Presenting the bill in Parliament, Keorapetse said although the act was approved and commenced in December 2008, it was never implemented mainly because key stakeholders declined to participate in spite it being mandatory.
He contended that the majority of stakeholders subscribed to international standards of self-regulation and media freedom and viewed the act as a draconian and regressive law. Keorapetse highlighted that the Media Practitioners Act of 2008 criminalised journalists, restricted media work and intimidated journalists as it promoted self-censorship by publishers, journalists and editors.
“The law criminalises journalistic activities in that it provides for stiffer penalties, including hefty fines and jail terms against media practitioners, which is more common in one party states and outright dictatorships.
Such laws have no place in democracies hence the need to obliterate them,” he said.
Under the law, he said a press council would be established, which would purportedly act as a self-regulating body that would monitor the activities of the press and ensure the maintenance of high professional standards and provide for the registration and accreditation of media practitioners. He argued that since Independence, freedom of information and speech had been restricted and controlled in a manner that gravely undermined the principles of transparency and accountability.
The Selebi Phikwe West legislator stated that the law had enacted the pretext of providing for self-regulation, but fell short of the key principles of self-regulation in that the “state seeks to play the role of referee and a player,” therefore undermining media freedoms.

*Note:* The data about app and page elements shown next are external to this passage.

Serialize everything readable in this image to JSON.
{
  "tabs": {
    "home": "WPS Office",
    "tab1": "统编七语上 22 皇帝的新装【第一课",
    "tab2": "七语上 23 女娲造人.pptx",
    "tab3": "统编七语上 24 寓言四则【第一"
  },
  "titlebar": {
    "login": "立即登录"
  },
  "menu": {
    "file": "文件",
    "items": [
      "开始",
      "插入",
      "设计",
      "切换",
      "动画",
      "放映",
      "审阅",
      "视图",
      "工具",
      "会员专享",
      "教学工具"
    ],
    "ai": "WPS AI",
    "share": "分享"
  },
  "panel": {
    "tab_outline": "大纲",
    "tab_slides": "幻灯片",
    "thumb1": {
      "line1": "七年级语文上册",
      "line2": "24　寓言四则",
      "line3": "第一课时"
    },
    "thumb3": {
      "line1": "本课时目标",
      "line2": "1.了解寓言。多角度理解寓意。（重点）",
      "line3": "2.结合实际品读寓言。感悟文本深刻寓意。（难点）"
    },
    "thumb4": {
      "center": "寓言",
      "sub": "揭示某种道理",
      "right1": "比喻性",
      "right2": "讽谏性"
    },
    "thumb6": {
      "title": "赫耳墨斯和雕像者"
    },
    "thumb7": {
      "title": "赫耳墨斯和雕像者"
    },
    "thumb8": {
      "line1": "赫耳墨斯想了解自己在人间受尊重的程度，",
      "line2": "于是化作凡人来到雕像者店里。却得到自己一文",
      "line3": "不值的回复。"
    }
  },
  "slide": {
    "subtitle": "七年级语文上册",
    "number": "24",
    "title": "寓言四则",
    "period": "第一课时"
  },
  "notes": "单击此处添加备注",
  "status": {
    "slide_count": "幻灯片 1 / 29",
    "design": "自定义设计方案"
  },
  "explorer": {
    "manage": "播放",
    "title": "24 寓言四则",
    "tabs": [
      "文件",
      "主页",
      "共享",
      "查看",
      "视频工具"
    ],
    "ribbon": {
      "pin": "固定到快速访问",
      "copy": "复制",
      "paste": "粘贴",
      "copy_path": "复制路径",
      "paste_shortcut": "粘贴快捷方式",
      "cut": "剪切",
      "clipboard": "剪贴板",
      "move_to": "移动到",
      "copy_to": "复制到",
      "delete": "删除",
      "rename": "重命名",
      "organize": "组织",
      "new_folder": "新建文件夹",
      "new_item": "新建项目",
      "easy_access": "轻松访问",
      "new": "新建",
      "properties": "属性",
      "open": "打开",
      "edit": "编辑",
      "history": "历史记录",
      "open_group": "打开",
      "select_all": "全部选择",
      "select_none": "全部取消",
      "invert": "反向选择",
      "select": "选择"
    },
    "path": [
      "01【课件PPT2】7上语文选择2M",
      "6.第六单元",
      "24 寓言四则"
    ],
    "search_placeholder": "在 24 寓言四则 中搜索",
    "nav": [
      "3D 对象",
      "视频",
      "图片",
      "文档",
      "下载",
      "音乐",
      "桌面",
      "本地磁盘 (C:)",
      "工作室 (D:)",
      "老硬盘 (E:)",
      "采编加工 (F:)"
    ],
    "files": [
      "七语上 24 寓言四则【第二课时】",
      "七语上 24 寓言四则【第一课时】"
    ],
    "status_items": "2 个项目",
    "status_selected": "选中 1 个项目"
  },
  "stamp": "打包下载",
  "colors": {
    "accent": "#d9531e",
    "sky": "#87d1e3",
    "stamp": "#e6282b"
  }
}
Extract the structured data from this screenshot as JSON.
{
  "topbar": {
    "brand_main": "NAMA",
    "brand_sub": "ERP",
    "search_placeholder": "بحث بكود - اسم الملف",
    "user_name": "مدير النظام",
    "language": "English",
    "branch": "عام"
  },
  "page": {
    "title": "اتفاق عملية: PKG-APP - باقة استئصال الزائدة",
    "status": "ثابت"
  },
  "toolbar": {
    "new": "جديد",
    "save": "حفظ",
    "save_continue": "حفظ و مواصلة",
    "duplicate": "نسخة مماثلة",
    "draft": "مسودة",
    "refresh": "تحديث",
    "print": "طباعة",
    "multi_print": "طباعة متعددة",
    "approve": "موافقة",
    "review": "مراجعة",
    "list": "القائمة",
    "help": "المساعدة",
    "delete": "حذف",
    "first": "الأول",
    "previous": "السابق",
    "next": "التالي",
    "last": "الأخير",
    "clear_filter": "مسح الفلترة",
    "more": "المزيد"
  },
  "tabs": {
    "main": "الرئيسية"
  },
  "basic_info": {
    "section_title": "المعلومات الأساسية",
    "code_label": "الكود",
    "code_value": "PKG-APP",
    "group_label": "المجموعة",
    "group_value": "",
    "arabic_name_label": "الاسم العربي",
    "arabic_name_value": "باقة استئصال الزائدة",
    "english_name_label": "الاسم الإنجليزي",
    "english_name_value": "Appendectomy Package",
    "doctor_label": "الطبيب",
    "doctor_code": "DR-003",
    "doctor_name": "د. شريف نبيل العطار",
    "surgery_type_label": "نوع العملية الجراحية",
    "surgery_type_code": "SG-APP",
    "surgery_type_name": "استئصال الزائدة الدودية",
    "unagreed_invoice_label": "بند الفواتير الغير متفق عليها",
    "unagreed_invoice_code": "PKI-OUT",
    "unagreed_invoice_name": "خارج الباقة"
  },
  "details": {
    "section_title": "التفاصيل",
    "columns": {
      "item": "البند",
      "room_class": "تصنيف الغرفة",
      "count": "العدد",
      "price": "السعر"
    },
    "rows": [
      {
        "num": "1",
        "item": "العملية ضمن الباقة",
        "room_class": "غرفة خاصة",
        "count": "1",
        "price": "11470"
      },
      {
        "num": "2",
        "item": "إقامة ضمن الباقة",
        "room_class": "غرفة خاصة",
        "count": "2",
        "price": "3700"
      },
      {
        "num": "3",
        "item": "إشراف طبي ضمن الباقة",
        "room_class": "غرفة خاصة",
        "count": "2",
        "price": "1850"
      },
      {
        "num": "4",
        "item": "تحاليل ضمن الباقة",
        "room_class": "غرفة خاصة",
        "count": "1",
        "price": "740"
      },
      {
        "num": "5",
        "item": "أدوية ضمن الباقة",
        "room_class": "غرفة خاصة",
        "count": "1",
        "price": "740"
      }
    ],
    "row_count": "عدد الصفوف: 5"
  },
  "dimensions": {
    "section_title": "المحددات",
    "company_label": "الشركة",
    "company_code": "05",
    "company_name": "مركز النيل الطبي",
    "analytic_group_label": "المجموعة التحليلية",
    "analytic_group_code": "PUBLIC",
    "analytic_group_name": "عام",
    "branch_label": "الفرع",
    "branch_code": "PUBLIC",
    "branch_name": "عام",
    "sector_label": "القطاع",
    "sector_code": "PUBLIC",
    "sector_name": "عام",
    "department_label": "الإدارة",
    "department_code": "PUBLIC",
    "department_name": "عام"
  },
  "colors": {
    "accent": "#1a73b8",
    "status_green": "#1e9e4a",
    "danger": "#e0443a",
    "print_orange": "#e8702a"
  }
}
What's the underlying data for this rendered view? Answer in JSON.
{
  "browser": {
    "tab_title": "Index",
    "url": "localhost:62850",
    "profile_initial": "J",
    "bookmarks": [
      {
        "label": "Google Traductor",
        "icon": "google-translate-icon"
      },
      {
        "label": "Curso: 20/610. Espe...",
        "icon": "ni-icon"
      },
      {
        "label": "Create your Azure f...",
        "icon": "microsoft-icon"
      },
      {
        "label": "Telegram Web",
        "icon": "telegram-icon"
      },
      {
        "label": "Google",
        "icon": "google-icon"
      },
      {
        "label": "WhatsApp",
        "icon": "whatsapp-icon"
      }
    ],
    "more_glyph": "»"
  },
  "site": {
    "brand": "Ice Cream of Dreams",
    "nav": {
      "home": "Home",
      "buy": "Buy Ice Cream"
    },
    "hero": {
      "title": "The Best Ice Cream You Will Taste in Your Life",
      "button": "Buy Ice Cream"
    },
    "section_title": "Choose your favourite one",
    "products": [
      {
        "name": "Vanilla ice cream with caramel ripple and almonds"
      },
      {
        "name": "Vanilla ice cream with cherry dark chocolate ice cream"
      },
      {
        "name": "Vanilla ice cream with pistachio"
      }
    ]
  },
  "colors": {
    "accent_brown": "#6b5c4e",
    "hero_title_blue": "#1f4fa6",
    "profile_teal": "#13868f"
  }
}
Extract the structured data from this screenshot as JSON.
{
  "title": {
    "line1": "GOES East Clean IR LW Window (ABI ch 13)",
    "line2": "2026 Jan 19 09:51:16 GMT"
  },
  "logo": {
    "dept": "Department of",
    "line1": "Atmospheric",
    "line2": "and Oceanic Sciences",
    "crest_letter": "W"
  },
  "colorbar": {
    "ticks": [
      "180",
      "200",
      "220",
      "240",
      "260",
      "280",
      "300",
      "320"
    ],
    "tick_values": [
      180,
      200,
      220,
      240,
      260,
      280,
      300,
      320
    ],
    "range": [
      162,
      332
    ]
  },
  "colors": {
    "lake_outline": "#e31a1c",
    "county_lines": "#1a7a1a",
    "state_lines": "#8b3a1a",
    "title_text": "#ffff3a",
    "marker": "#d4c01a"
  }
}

Furthermore, he said there was the need to reform restrictive laws that impede media freedom and the freedom of information and expression. He highlighted that the Court of Appeal had advised that laws which were almost impossible to implement be repealed. In addition, Keorapetse called for the reformation of the state media, saying it is an essential tool through which to ensure greater transparency and accountability.
The MP also said the state media should be granted autonomy by making it a public enterprise or a parastatal with an independent board. He said it would prevent the use of state media to promote the governing party and ensure equitable coverage of all political parties and other non-state actors in the country’s democracy.